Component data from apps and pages
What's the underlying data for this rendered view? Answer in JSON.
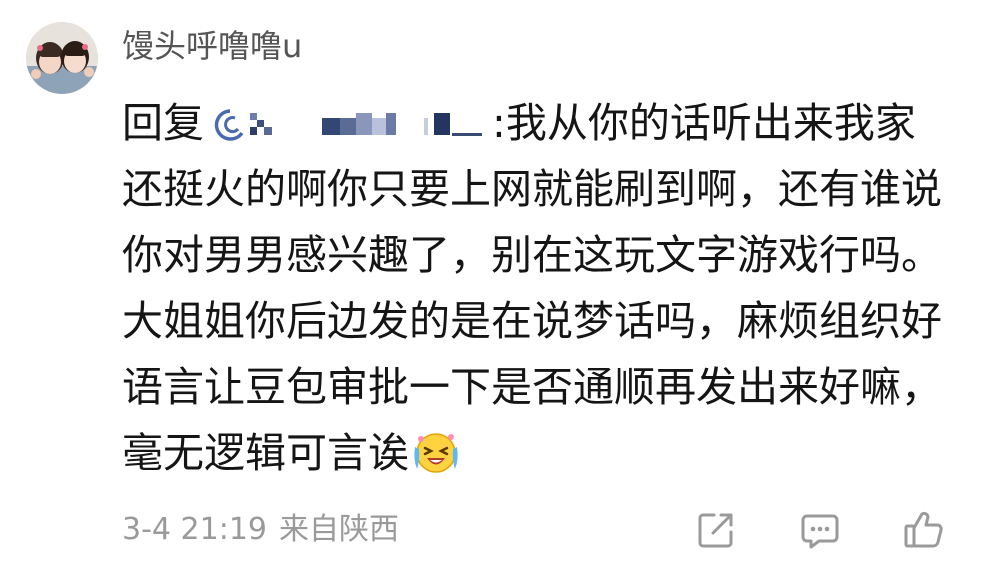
{
  "comment": {
    "username": "馒头呼噜噜u",
    "reply_prefix": "回复",
    "reply_colon": ":",
    "body": "我从你的话听出来我家还挺火的啊你只要上网就能刷到啊，还有谁说你对男男感兴趣了，别在这玩文字游戏行吗。大姐姐你后边发的是在说梦话吗，麻烦组织好语言让豆包审批一下是否通顺再发出来好嘛，毫无逻辑可言诶",
    "emoji": "laughing-crying-emoji",
    "timestamp": "3-4 21:19",
    "location": "来自陕西"
  },
  "actions": [
    {
      "name": "share",
      "icon": "share-icon"
    },
    {
      "name": "comment",
      "icon": "comment-icon"
    },
    {
      "name": "like",
      "icon": "thumbs-up-icon"
    }
  ],
  "colors": {
    "text": "#151515",
    "username": "#555555",
    "meta": "#9a9a9a",
    "icon": "#9a9a9a"
  }
}
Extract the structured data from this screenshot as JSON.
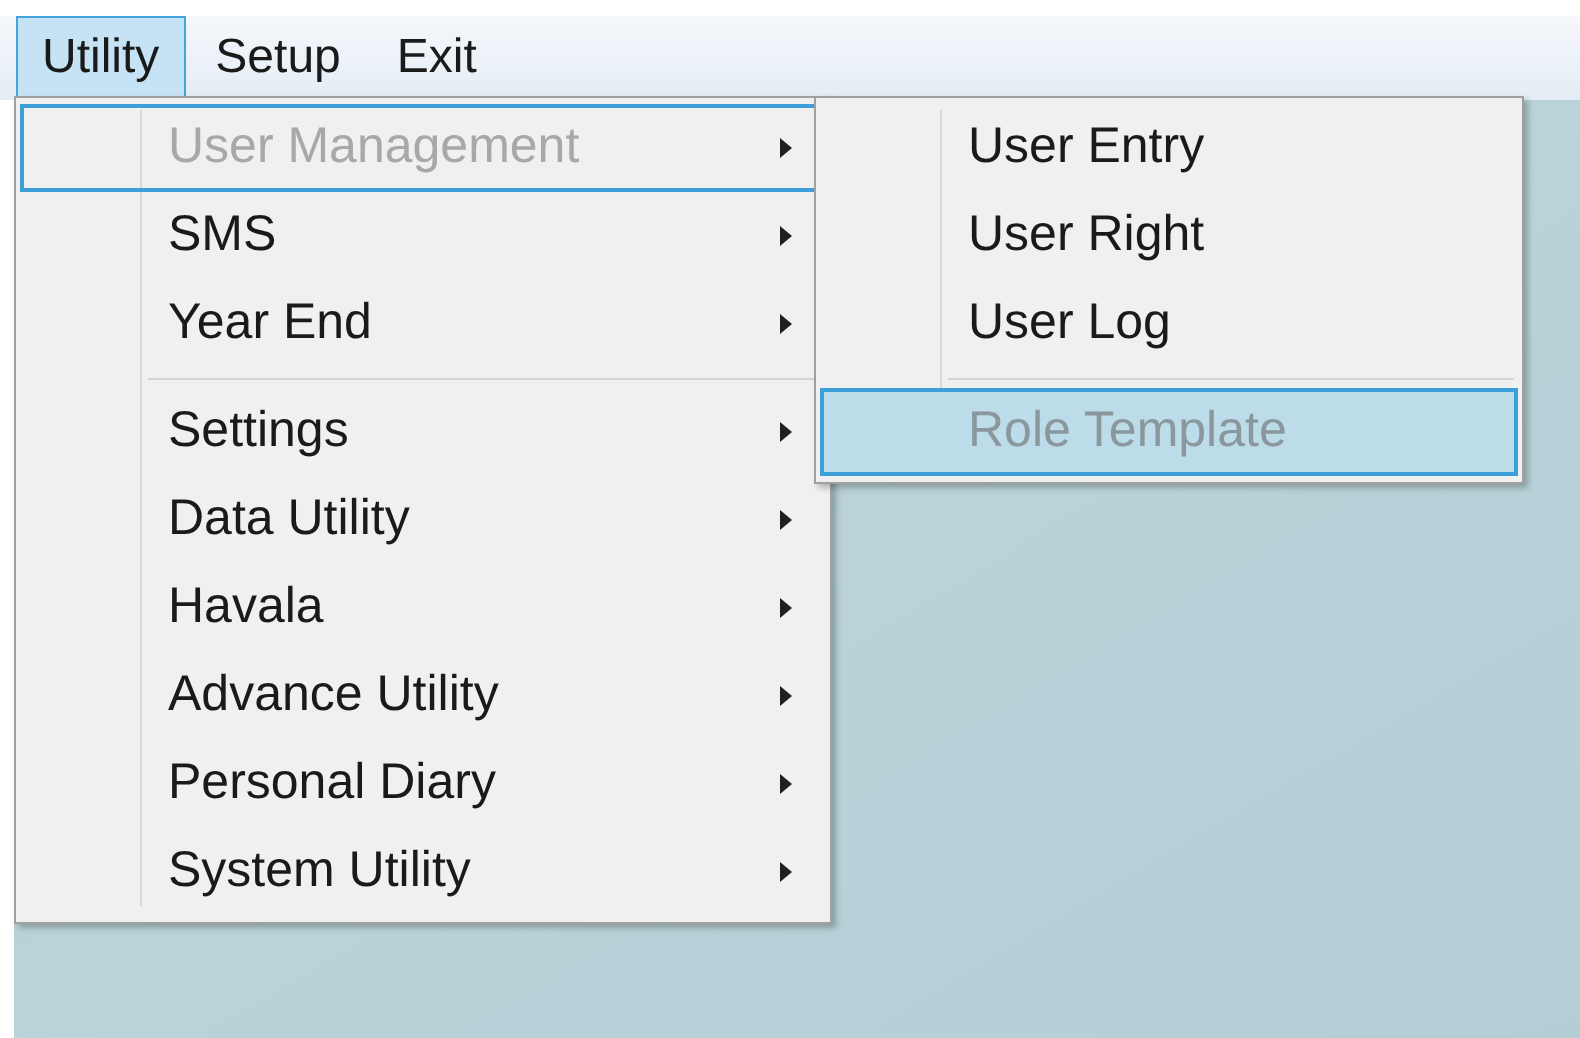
{
  "menu_bar": [
    {
      "label": "Utility",
      "selected": true
    },
    {
      "label": "Setup",
      "selected": false
    },
    {
      "label": "Exit",
      "selected": false
    }
  ],
  "utility_menu": [
    {
      "kind": "item",
      "label": "User Management",
      "disabled": true,
      "selected": true,
      "submenu": true
    },
    {
      "kind": "item",
      "label": "SMS",
      "disabled": false,
      "selected": false,
      "submenu": true
    },
    {
      "kind": "item",
      "label": "Year End",
      "disabled": false,
      "selected": false,
      "submenu": true
    },
    {
      "kind": "separator"
    },
    {
      "kind": "item",
      "label": "Settings",
      "disabled": false,
      "selected": false,
      "submenu": true
    },
    {
      "kind": "item",
      "label": "Data Utility",
      "disabled": false,
      "selected": false,
      "submenu": true
    },
    {
      "kind": "item",
      "label": "Havala",
      "disabled": false,
      "selected": false,
      "submenu": true
    },
    {
      "kind": "item",
      "label": "Advance Utility",
      "disabled": false,
      "selected": false,
      "submenu": true
    },
    {
      "kind": "item",
      "label": "Personal Diary",
      "disabled": false,
      "selected": false,
      "submenu": true
    },
    {
      "kind": "item",
      "label": "System Utility",
      "disabled": false,
      "selected": false,
      "submenu": true
    }
  ],
  "user_management_submenu": [
    {
      "kind": "item",
      "label": "User Entry",
      "disabled": false,
      "selected": false,
      "submenu": false
    },
    {
      "kind": "item",
      "label": "User Right",
      "disabled": false,
      "selected": false,
      "submenu": false
    },
    {
      "kind": "item",
      "label": "User Log",
      "disabled": false,
      "selected": false,
      "submenu": false
    },
    {
      "kind": "separator"
    },
    {
      "kind": "item",
      "label": "Role Template",
      "disabled": true,
      "selected": true,
      "submenu": false
    }
  ]
}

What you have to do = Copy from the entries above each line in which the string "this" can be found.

Exercise result =
What's the underlying data for this rendered view? Answer in JSON.
Extract the structured data from this screenshot as JSON.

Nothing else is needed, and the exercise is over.